- Work instruction: Search through the entries for the word "camp" and copy every line that has it.

Page and application data records:
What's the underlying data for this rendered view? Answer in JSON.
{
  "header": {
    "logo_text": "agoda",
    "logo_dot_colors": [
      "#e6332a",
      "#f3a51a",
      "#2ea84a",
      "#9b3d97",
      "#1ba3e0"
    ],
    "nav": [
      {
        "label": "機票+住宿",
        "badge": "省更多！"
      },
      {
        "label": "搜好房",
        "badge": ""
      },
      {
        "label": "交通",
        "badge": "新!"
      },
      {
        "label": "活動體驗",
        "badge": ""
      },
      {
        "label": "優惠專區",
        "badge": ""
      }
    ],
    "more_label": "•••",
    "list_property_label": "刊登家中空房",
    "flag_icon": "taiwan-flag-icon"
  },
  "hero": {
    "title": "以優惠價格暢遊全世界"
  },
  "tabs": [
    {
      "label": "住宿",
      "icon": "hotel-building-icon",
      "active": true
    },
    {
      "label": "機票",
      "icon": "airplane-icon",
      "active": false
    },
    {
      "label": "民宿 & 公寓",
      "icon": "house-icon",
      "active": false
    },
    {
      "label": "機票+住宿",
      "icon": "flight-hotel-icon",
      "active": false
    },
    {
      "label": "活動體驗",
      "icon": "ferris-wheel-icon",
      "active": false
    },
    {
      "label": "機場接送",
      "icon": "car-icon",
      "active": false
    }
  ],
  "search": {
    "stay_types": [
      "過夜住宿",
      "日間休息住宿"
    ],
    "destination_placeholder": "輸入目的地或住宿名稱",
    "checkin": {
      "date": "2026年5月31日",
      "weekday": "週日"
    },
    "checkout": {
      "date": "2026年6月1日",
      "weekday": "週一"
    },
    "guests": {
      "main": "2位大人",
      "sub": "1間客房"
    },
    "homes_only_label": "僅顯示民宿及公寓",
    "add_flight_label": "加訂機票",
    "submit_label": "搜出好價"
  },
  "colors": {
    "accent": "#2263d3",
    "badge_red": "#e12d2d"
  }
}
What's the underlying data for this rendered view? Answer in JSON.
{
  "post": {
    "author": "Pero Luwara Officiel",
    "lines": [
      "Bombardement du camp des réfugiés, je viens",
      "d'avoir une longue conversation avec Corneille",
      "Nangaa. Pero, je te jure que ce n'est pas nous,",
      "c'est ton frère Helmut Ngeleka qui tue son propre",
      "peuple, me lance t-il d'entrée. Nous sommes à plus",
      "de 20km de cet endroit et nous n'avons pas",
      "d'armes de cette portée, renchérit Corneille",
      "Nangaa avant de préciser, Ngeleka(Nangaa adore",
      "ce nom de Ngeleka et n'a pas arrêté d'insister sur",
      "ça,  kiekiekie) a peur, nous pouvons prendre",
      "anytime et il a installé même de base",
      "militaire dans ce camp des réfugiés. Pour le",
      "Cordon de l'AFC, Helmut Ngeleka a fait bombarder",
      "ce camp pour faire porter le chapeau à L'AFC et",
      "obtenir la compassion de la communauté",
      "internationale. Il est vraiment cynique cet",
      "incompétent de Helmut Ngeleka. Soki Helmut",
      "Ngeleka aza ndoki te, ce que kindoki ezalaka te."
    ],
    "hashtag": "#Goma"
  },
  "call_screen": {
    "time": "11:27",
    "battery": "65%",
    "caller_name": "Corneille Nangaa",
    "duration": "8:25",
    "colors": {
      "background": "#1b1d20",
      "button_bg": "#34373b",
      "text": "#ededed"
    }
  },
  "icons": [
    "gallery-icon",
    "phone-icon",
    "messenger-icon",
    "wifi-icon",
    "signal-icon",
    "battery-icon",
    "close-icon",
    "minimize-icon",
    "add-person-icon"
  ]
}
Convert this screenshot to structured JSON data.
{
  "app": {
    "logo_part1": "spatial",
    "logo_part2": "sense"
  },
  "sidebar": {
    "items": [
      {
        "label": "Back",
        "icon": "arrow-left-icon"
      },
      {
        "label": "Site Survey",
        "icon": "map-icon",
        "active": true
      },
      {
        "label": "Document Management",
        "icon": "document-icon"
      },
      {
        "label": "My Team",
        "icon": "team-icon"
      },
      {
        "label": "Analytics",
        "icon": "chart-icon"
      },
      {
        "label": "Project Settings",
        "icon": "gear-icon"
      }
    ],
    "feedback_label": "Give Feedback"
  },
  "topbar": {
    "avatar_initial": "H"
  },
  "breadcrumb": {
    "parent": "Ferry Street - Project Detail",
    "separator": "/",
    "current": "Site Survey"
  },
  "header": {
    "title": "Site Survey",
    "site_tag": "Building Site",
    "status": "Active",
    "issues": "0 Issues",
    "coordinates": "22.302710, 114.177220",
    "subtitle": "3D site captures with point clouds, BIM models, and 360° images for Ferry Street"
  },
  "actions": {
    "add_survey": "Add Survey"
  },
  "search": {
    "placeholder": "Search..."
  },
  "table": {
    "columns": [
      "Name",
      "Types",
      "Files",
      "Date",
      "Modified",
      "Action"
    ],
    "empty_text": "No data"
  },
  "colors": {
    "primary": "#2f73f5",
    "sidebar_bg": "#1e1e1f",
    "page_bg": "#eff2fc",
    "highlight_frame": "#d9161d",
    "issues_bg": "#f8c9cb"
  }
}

- Task output:
      "Bombardement du camp des réfugiés, je viens",
      "militaire dans ce camp des réfugiés. Pour le",
      "ce camp pour faire porter le chapeau à L'AFC et",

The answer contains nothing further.